◆ Task input
=-=-=-=-=

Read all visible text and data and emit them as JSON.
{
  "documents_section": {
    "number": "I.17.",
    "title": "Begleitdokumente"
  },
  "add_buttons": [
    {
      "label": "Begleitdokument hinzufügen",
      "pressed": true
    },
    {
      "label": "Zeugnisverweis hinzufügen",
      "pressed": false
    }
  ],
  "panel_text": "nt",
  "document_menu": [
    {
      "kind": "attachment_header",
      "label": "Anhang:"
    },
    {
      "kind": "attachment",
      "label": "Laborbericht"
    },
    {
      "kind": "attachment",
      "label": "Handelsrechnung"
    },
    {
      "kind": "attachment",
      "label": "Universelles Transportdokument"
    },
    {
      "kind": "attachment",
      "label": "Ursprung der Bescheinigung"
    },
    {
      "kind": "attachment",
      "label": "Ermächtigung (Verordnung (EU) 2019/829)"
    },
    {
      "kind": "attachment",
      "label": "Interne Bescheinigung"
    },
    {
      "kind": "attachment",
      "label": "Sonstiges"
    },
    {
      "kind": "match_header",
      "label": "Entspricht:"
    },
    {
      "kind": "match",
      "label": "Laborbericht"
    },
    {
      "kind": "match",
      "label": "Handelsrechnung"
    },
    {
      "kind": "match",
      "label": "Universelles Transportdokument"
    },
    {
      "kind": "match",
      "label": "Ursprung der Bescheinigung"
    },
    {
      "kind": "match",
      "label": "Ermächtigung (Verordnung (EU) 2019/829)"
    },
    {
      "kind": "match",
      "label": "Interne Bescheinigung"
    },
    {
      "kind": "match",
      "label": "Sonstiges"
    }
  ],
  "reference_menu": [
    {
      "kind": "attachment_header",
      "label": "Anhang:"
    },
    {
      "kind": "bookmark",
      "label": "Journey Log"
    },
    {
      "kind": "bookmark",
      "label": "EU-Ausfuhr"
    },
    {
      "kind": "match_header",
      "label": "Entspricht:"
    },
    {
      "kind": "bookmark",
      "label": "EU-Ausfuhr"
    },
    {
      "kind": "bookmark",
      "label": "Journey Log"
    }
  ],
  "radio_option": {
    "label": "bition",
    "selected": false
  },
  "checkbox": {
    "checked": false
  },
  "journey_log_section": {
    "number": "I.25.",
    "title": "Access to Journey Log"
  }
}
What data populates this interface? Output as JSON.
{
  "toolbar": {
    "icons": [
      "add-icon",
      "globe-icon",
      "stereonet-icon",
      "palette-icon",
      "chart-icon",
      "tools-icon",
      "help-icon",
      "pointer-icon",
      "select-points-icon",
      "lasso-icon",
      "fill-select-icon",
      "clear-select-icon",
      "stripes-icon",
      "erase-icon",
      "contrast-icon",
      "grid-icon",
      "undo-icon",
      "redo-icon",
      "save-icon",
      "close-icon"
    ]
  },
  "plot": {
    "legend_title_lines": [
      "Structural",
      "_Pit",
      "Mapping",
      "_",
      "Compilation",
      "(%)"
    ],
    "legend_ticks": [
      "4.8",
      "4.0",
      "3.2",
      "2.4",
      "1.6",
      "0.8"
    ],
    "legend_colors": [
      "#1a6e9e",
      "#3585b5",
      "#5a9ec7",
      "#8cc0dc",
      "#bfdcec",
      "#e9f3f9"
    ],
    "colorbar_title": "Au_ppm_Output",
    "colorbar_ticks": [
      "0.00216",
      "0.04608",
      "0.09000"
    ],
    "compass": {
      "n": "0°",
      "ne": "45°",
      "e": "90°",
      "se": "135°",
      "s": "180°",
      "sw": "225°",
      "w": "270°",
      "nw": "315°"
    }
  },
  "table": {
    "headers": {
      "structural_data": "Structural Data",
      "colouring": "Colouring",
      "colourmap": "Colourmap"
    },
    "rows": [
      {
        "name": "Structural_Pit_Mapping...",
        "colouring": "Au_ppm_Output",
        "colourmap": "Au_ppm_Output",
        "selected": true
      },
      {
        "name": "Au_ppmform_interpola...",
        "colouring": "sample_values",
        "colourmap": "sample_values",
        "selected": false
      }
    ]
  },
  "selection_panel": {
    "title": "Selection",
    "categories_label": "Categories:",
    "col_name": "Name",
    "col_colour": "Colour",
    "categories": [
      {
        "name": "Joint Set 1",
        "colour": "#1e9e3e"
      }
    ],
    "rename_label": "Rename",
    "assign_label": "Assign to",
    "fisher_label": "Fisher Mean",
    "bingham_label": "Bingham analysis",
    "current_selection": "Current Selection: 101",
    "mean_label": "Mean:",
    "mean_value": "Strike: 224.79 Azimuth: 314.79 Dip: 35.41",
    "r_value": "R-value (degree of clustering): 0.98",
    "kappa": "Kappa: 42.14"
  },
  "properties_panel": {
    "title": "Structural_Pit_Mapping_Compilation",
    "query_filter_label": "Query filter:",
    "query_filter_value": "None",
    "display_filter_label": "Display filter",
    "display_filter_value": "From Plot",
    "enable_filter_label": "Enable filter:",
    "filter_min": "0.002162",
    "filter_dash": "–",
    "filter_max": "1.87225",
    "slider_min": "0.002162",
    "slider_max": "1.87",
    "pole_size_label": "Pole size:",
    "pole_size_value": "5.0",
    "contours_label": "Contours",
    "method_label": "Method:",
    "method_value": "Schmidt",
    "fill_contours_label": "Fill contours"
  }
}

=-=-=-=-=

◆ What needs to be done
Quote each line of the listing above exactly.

◆ Result below
Read all visible text and data and emit them as JSON.
{
  "documents_section": {
    "number": "I.17.",
    "title": "Begleitdokumente"
  },
  "add_buttons": [
    {
      "label": "Begleitdokument hinzufügen",
      "pressed": true
    },
    {
      "label": "Zeugnisverweis hinzufügen",
      "pressed": false
    }
  ],
  "panel_text": "nt",
  "document_menu": [
    {
      "kind": "attachment_header",
      "label": "Anhang:"
    },
    {
      "kind": "attachment",
      "label": "Laborbericht"
    },
    {
      "kind": "attachment",
      "label": "Handelsrechnung"
    },
    {
      "kind": "attachment",
      "label": "Universelles Transportdokument"
    },
    {
      "kind": "attachment",
      "label": "Ursprung der Bescheinigung"
    },
    {
      "kind": "attachment",
      "label": "Ermächtigung (Verordnung (EU) 2019/829)"
    },
    {
      "kind": "attachment",
      "label": "Interne Bescheinigung"
    },
    {
      "kind": "attachment",
      "label": "Sonstiges"
    },
    {
      "kind": "match_header",
      "label": "Entspricht:"
    },
    {
      "kind": "match",
      "label": "Laborbericht"
    },
    {
      "kind": "match",
      "label": "Handelsrechnung"
    },
    {
      "kind": "match",
      "label": "Universelles Transportdokument"
    },
    {
      "kind": "match",
      "label": "Ursprung der Bescheinigung"
    },
    {
      "kind": "match",
      "label": "Ermächtigung (Verordnung (EU) 2019/829)"
    },
    {
      "kind": "match",
      "label": "Interne Bescheinigung"
    },
    {
      "kind": "match",
      "label": "Sonstiges"
    }
  ],
  "reference_menu": [
    {
      "kind": "attachment_header",
      "label": "Anhang:"
    },
    {
      "kind": "bookmark",
      "label": "Journey Log"
    },
    {
      "kind": "bookmark",
      "label": "EU-Ausfuhr"
    },
    {
      "kind": "match_header",
      "label": "Entspricht:"
    },
    {
      "kind": "bookmark",
      "label": "EU-Ausfuhr"
    },
    {
      "kind": "bookmark",
      "label": "Journey Log"
    }
  ],
  "radio_option": {
    "label": "bition",
    "selected": false
  },
  "checkbox": {
    "checked": false
  },
  "journey_log_section": {
    "number": "I.25.",
    "title": "Access to Journey Log"
  }
}
What data populates this interface? Output as JSON.
{
  "toolbar": {
    "icons": [
      "add-icon",
      "globe-icon",
      "stereonet-icon",
      "palette-icon",
      "chart-icon",
      "tools-icon",
      "help-icon",
      "pointer-icon",
      "select-points-icon",
      "lasso-icon",
      "fill-select-icon",
      "clear-select-icon",
      "stripes-icon",
      "erase-icon",
      "contrast-icon",
      "grid-icon",
      "undo-icon",
      "redo-icon",
      "save-icon",
      "close-icon"
    ]
  },
  "plot": {
    "legend_title_lines": [
      "Structural",
      "_Pit",
      "Mapping",
      "_",
      "Compilation",
      "(%)"
    ],
    "legend_ticks": [
      "4.8",
      "4.0",
      "3.2",
      "2.4",
      "1.6",
      "0.8"
    ],
    "legend_colors": [
      "#1a6e9e",
      "#3585b5",
      "#5a9ec7",
      "#8cc0dc",
      "#bfdcec",
      "#e9f3f9"
    ],
    "colorbar_title": "Au_ppm_Output",
    "colorbar_ticks": [
      "0.00216",
      "0.04608",
      "0.09000"
    ],
    "compass": {
      "n": "0°",
      "ne": "45°",
      "e": "90°",
      "se": "135°",
      "s": "180°",
      "sw": "225°",
      "w": "270°",
      "nw": "315°"
    }
  },
  "table": {
    "headers": {
      "structural_data": "Structural Data",
      "colouring": "Colouring",
      "colourmap": "Colourmap"
    },
    "rows": [
      {
        "name": "Structural_Pit_Mapping...",
        "colouring": "Au_ppm_Output",
        "colourmap": "Au_ppm_Output",
        "selected": true
      },
      {
        "name": "Au_ppmform_interpola...",
        "colouring": "sample_values",
        "colourmap": "sample_values",
        "selected": false
      }
    ]
  },
  "selection_panel": {
    "title": "Selection",
    "categories_label": "Categories:",
    "col_name": "Name",
    "col_colour": "Colour",
    "categories": [
      {
        "name": "Joint Set 1",
        "colour": "#1e9e3e"
      }
    ],
    "rename_label": "Rename",
    "assign_label": "Assign to",
    "fisher_label": "Fisher Mean",
    "bingham_label": "Bingham analysis",
    "current_selection": "Current Selection: 101",
    "mean_label": "Mean:",
    "mean_value": "Strike: 224.79 Azimuth: 314.79 Dip: 35.41",
    "r_value": "R-value (degree of clustering): 0.98",
    "kappa": "Kappa: 42.14"
  },
  "properties_panel": {
    "title": "Structural_Pit_Mapping_Compilation",
    "query_filter_label": "Query filter:",
    "query_filter_value": "None",
    "display_filter_label": "Display filter",
    "display_filter_value": "From Plot",
    "enable_filter_label": "Enable filter:",
    "filter_min": "0.002162",
    "filter_dash": "–",
    "filter_max": "1.87225",
    "slider_min": "0.002162",
    "slider_max": "1.87",
    "pole_size_label": "Pole size:",
    "pole_size_value": "5.0",
    "contours_label": "Contours",
    "method_label": "Method:",
    "method_value": "Schmidt",
    "fill_contours_label": "Fill contours"
  }
}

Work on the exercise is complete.